Commuters across the UK are bracing themselves as a major train timetable change comes into effect.
Rail companies across Britain are rolling out one of two major timetable changes which take place each year.
The new National Rail summer timetable came into effect on Sunday and sees 1,000 new train services being introduced across the country.
Following last year’s meltdown when the summer timetable was introduced, train companies have been told they must have a “robust contingency plan” in case Sunday’s timetable change leads to chaos as commuters take to the trains on their way to work on Monday.
As the 2019 summer timetable comes into force, travellers are being urged to check departure times before travelling.
Among the operators adding extra services in 2019 are South Western Railway, GTR, Northern, Scotrail and Transport for Wales.
South Western Railway is adding two services to London Waterloo from Portsmouth and Reading.
Northern is introducing a direct service between Chester and Leeds, a weekday service at Gainsborough Central, more trains between Newcastle and Carlisle and "better links" between Cumbria and Manchester Airport.
Following the May 2018 timetable launch, Govia Thameslink Railway (GTR) and Northern cancelled up to 470 and 310 trains respectively each day, with commuters suffering weeks of disruption on large parts of the network.
A series of failures were blamed for causing the problems last May, including Network Rail’s delayed electrification projects in the North and late approval of the new timetables, poor planning by train operators and the decision by transport ministers to phase in the introduction of new GTR services.
GTR chief executive Charles Horton announced his resignation after the disruption.
Transport Secretary Chris Grayling was criticised after an ORR investigation found there was a “lack of clarity about roles and responsibilities” and “nobody took charge”.
GTR was fined £5 million by the rail regulator over its poor communication during the 2018 fiasco.
The Office of Rail and Road (ORR) found that the company “failed to provide appropriate, accurate and timely information” to passengers for an eight-week period.
Darren Shirley, chief executive of the Campaign for Better Transport, said: “The railway has a long way to go to win back passenger confidence, but we hope that the lessons of last year have been learnt and the introduction of the new timetable on Sunday will improve people’s perceptions of the railways, rather than further damaging them.
“In the event that things do go wrong, we would expect the rail industry to have a robust contingency plan so that passengers aren’t left stranded again.”
Industry body the Rail Delivery Group (RDG) insisted lessons have been learned from last year, adding that train companies and Network Rail have worked together to ensure changes are only being made where there is a “high confidence” that the necessary infrastructure, rolling stock and staffing plans are ready.

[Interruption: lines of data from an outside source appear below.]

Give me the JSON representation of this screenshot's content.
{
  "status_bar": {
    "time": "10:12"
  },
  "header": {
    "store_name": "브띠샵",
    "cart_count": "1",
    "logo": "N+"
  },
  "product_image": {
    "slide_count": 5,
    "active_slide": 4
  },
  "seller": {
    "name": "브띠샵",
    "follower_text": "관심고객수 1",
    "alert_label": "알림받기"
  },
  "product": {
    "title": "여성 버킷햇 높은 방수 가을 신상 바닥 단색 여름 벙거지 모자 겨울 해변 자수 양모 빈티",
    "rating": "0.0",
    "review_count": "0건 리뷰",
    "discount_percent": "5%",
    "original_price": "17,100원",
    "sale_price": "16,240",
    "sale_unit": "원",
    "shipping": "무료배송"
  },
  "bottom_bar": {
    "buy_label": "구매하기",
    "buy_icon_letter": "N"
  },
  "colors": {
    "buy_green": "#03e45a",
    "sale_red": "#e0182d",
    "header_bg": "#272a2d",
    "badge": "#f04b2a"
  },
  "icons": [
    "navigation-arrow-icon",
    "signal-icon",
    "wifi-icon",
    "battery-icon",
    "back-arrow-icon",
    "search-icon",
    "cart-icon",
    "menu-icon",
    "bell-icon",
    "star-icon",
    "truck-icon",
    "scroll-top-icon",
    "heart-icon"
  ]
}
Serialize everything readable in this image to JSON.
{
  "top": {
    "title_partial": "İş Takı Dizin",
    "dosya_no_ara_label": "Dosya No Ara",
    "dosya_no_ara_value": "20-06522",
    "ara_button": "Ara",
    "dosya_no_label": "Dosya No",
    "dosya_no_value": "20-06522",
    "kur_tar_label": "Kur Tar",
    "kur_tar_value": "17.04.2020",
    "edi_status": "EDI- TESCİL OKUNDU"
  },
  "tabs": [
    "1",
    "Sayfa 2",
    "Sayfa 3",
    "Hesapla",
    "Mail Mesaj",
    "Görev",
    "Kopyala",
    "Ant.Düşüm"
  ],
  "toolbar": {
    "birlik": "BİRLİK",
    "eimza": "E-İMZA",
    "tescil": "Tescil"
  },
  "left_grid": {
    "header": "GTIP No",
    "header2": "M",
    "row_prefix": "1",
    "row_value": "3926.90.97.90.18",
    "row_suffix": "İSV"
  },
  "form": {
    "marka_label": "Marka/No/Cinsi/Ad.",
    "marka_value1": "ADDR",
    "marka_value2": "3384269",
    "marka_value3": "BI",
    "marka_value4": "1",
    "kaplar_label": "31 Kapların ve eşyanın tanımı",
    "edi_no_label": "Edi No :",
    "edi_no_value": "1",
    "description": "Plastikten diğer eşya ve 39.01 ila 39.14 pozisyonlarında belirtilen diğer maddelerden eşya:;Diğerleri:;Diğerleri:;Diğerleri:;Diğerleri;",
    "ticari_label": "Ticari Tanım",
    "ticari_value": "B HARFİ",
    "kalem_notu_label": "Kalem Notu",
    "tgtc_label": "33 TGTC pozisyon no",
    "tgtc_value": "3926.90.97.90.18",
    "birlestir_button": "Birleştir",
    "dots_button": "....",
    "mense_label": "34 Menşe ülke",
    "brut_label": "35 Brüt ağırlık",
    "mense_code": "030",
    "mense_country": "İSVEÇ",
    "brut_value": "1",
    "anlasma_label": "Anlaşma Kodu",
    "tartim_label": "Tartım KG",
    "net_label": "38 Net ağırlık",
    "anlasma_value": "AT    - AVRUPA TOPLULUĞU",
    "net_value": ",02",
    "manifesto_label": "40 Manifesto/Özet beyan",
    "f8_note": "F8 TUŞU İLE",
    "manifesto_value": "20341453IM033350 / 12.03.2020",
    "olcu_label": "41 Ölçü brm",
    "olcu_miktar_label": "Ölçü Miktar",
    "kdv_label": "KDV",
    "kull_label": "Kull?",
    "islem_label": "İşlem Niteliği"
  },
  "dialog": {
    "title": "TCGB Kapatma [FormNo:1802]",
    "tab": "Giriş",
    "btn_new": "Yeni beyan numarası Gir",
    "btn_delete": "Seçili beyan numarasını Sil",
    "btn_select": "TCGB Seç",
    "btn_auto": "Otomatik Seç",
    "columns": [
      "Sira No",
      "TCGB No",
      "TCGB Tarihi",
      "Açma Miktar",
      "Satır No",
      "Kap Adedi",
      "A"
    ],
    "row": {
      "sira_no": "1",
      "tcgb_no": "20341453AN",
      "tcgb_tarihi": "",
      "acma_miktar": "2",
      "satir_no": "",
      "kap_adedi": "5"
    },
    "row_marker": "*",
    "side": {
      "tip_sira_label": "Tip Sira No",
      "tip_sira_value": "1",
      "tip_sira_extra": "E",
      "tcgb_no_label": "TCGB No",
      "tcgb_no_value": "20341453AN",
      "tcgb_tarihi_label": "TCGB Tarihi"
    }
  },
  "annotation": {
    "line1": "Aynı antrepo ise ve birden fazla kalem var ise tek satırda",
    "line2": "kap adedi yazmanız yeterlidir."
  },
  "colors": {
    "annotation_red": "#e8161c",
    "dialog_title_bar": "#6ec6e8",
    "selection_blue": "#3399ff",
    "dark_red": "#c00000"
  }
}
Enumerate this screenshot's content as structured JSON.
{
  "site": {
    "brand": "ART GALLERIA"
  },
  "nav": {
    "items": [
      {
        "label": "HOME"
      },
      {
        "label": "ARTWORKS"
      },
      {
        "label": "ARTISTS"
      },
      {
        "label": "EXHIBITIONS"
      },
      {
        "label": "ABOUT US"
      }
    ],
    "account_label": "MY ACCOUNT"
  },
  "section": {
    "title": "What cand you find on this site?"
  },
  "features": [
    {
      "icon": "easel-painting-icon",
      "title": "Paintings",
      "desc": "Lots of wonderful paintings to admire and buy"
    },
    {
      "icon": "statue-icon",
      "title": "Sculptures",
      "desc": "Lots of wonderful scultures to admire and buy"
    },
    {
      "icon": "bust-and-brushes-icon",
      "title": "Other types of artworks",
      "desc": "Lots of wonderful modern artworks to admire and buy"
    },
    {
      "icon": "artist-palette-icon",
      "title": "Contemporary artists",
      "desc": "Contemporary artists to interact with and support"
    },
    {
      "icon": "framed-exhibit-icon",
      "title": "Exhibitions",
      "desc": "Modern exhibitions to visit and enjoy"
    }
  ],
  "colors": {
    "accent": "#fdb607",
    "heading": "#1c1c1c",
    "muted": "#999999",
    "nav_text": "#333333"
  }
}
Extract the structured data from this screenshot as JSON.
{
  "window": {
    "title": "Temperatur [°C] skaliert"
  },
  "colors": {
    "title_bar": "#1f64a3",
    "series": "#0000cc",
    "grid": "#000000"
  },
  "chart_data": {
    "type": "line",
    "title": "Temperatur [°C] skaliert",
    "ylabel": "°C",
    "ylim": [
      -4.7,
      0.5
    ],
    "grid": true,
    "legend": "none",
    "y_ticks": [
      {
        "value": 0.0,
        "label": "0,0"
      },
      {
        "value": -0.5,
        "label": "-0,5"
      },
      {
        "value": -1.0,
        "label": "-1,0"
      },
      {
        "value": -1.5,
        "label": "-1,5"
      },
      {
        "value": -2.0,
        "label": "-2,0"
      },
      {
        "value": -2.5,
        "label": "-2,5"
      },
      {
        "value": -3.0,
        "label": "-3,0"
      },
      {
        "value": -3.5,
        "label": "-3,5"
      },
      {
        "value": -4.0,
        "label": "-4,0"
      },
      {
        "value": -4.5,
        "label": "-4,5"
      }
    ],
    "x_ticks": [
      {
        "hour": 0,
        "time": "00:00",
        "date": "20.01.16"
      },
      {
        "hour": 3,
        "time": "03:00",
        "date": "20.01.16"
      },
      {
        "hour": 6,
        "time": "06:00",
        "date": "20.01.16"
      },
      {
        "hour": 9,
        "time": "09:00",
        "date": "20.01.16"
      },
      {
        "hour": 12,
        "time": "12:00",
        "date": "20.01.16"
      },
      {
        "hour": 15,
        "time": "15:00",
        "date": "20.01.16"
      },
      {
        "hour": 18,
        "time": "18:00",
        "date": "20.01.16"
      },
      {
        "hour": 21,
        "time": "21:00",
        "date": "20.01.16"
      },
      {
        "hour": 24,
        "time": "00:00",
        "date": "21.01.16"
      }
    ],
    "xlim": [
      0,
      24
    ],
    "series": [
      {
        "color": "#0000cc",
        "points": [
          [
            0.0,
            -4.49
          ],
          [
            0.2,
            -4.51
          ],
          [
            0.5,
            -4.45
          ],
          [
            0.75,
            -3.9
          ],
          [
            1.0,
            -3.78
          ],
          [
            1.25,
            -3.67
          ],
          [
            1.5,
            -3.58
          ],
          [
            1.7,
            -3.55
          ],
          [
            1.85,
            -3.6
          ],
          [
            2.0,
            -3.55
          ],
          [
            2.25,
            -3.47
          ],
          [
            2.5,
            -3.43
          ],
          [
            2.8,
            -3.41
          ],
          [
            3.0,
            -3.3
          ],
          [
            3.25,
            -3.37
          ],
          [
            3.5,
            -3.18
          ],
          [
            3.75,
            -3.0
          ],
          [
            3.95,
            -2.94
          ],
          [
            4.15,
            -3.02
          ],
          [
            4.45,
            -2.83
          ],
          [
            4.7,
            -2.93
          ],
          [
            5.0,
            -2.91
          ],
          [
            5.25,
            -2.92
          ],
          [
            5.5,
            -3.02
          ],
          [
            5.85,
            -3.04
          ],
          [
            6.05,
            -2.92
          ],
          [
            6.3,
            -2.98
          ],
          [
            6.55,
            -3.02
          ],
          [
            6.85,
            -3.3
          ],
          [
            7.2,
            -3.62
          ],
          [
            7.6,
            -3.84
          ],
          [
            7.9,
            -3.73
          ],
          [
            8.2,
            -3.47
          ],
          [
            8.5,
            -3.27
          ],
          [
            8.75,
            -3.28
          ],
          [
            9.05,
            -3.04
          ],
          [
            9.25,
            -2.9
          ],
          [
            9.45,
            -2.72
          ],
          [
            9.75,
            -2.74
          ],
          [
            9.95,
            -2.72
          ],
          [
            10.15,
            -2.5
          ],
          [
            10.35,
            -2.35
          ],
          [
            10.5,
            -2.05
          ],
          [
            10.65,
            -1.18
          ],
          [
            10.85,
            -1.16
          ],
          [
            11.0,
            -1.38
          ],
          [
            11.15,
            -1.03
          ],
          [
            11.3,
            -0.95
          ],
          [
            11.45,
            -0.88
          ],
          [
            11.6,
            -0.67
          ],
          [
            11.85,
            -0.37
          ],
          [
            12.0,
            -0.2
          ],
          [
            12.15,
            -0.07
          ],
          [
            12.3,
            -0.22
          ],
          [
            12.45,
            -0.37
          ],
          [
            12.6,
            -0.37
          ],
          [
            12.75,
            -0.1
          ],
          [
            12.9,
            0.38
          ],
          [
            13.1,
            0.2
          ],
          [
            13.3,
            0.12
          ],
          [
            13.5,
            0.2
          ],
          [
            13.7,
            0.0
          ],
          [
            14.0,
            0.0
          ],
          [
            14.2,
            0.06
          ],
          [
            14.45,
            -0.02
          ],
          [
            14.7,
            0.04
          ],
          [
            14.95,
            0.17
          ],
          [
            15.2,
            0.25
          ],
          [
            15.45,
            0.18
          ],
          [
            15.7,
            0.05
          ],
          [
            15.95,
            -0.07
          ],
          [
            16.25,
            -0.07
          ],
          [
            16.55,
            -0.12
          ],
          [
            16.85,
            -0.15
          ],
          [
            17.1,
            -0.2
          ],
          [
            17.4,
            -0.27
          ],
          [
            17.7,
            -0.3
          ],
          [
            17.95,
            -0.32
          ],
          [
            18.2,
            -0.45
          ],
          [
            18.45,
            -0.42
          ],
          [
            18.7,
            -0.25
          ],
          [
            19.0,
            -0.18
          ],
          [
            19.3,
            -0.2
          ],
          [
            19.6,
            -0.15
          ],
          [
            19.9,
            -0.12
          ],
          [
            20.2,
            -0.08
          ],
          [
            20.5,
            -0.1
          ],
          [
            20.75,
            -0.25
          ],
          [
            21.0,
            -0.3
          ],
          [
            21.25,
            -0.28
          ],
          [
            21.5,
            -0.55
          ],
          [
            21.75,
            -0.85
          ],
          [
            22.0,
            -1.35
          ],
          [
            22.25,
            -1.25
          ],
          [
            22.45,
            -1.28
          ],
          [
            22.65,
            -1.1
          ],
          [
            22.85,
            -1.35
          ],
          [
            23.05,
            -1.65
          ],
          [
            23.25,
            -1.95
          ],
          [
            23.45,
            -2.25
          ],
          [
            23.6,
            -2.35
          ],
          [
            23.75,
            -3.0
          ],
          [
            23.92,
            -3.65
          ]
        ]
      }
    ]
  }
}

RDG chief executive Paul Plummer said: “Introducing 1,000 more services a week to meet demand on a congested network poses a significant challenge but we are working together to ensure improvements are introduced with the absolute minimum of disruption.”